▶ [YOUR TASK] Exact copies of all records below are needed.

━━━━━━━━━━━━━━━━━━━━

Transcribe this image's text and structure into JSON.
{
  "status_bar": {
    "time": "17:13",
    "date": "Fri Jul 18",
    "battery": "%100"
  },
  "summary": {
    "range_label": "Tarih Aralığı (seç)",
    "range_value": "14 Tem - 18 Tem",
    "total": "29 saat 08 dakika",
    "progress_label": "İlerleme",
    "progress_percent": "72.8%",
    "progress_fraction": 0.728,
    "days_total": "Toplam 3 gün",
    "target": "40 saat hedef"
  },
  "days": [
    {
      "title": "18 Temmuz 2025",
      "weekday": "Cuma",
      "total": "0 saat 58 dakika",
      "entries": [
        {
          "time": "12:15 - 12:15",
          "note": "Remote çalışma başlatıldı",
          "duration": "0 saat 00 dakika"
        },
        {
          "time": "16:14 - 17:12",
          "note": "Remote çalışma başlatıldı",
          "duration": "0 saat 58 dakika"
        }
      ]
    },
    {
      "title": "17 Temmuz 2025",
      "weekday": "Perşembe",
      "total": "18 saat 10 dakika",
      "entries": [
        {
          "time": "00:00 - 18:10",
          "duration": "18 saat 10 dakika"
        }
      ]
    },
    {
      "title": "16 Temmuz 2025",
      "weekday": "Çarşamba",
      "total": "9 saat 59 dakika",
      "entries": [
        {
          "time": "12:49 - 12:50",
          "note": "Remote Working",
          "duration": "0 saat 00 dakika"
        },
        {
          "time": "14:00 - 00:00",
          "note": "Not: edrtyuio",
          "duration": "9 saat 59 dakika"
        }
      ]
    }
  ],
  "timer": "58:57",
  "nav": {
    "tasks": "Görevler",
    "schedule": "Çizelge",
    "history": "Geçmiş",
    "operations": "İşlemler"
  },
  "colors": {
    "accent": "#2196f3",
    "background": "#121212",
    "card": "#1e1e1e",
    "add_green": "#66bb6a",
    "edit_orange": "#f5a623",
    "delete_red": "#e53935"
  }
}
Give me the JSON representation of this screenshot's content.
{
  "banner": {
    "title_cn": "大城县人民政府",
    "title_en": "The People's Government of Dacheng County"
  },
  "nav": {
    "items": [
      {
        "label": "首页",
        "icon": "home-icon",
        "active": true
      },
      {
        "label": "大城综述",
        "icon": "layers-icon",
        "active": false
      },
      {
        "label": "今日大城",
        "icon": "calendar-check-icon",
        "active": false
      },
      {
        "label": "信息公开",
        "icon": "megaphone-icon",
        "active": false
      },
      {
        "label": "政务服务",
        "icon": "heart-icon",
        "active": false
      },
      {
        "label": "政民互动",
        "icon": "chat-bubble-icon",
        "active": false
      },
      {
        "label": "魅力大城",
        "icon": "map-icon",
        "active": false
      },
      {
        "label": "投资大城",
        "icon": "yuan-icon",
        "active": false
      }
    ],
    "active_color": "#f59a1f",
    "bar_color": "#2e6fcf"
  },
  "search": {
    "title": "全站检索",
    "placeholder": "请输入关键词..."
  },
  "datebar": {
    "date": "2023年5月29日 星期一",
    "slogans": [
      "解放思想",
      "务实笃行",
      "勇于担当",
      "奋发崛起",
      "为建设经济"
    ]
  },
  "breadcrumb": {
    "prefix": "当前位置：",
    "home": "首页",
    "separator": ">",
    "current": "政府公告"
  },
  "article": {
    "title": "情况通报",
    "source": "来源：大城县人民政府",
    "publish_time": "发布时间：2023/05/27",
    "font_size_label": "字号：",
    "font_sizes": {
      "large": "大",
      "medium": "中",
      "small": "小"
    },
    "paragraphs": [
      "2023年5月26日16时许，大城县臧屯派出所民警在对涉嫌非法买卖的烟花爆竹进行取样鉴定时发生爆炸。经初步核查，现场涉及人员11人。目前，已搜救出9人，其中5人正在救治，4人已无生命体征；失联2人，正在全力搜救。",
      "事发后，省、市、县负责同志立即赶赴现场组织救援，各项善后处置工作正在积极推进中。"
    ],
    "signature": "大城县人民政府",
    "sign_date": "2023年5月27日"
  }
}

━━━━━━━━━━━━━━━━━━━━

▶ [FINISHED TASK]
Transcribe this image's text and structure into JSON.
{
  "status_bar": {
    "time": "17:13",
    "date": "Fri Jul 18",
    "battery": "%100"
  },
  "summary": {
    "range_label": "Tarih Aralığı (seç)",
    "range_value": "14 Tem - 18 Tem",
    "total": "29 saat 08 dakika",
    "progress_label": "İlerleme",
    "progress_percent": "72.8%",
    "progress_fraction": 0.728,
    "days_total": "Toplam 3 gün",
    "target": "40 saat hedef"
  },
  "days": [
    {
      "title": "18 Temmuz 2025",
      "weekday": "Cuma",
      "total": "0 saat 58 dakika",
      "entries": [
        {
          "time": "12:15 - 12:15",
          "note": "Remote çalışma başlatıldı",
          "duration": "0 saat 00 dakika"
        },
        {
          "time": "16:14 - 17:12",
          "note": "Remote çalışma başlatıldı",
          "duration": "0 saat 58 dakika"
        }
      ]
    },
    {
      "title": "17 Temmuz 2025",
      "weekday": "Perşembe",
      "total": "18 saat 10 dakika",
      "entries": [
        {
          "time": "00:00 - 18:10",
          "duration": "18 saat 10 dakika"
        }
      ]
    },
    {
      "title": "16 Temmuz 2025",
      "weekday": "Çarşamba",
      "total": "9 saat 59 dakika",
      "entries": [
        {
          "time": "12:49 - 12:50",
          "note": "Remote Working",
          "duration": "0 saat 00 dakika"
        },
        {
          "time": "14:00 - 00:00",
          "note": "Not: edrtyuio",
          "duration": "9 saat 59 dakika"
        }
      ]
    }
  ],
  "timer": "58:57",
  "nav": {
    "tasks": "Görevler",
    "schedule": "Çizelge",
    "history": "Geçmiş",
    "operations": "İşlemler"
  },
  "colors": {
    "accent": "#2196f3",
    "background": "#121212",
    "card": "#1e1e1e",
    "add_green": "#66bb6a",
    "edit_orange": "#f5a623",
    "delete_red": "#e53935"
  }
}
Give me the JSON representation of this screenshot's content.
{
  "banner": {
    "title_cn": "大城县人民政府",
    "title_en": "The People's Government of Dacheng County"
  },
  "nav": {
    "items": [
      {
        "label": "首页",
        "icon": "home-icon",
        "active": true
      },
      {
        "label": "大城综述",
        "icon": "layers-icon",
        "active": false
      },
      {
        "label": "今日大城",
        "icon": "calendar-check-icon",
        "active": false
      },
      {
        "label": "信息公开",
        "icon": "megaphone-icon",
        "active": false
      },
      {
        "label": "政务服务",
        "icon": "heart-icon",
        "active": false
      },
      {
        "label": "政民互动",
        "icon": "chat-bubble-icon",
        "active": false
      },
      {
        "label": "魅力大城",
        "icon": "map-icon",
        "active": false
      },
      {
        "label": "投资大城",
        "icon": "yuan-icon",
        "active": false
      }
    ],
    "active_color": "#f59a1f",
    "bar_color": "#2e6fcf"
  },
  "search": {
    "title": "全站检索",
    "placeholder": "请输入关键词..."
  },
  "datebar": {
    "date": "2023年5月29日 星期一",
    "slogans": [
      "解放思想",
      "务实笃行",
      "勇于担当",
      "奋发崛起",
      "为建设经济"
    ]
  },
  "breadcrumb": {
    "prefix": "当前位置：",
    "home": "首页",
    "separator": ">",
    "current": "政府公告"
  },
  "article": {
    "title": "情况通报",
    "source": "来源：大城县人民政府",
    "publish_time": "发布时间：2023/05/27",
    "font_size_label": "字号：",
    "font_sizes": {
      "large": "大",
      "medium": "中",
      "small": "小"
    },
    "paragraphs": [
      "2023年5月26日16时许，大城县臧屯派出所民警在对涉嫌非法买卖的烟花爆竹进行取样鉴定时发生爆炸。经初步核查，现场涉及人员11人。目前，已搜救出9人，其中5人正在救治，4人已无生命体征；失联2人，正在全力搜救。",
      "事发后，省、市、县负责同志立即赶赴现场组织救援，各项善后处置工作正在积极推进中。"
    ],
    "signature": "大城县人民政府",
    "sign_date": "2023年5月27日"
  }
}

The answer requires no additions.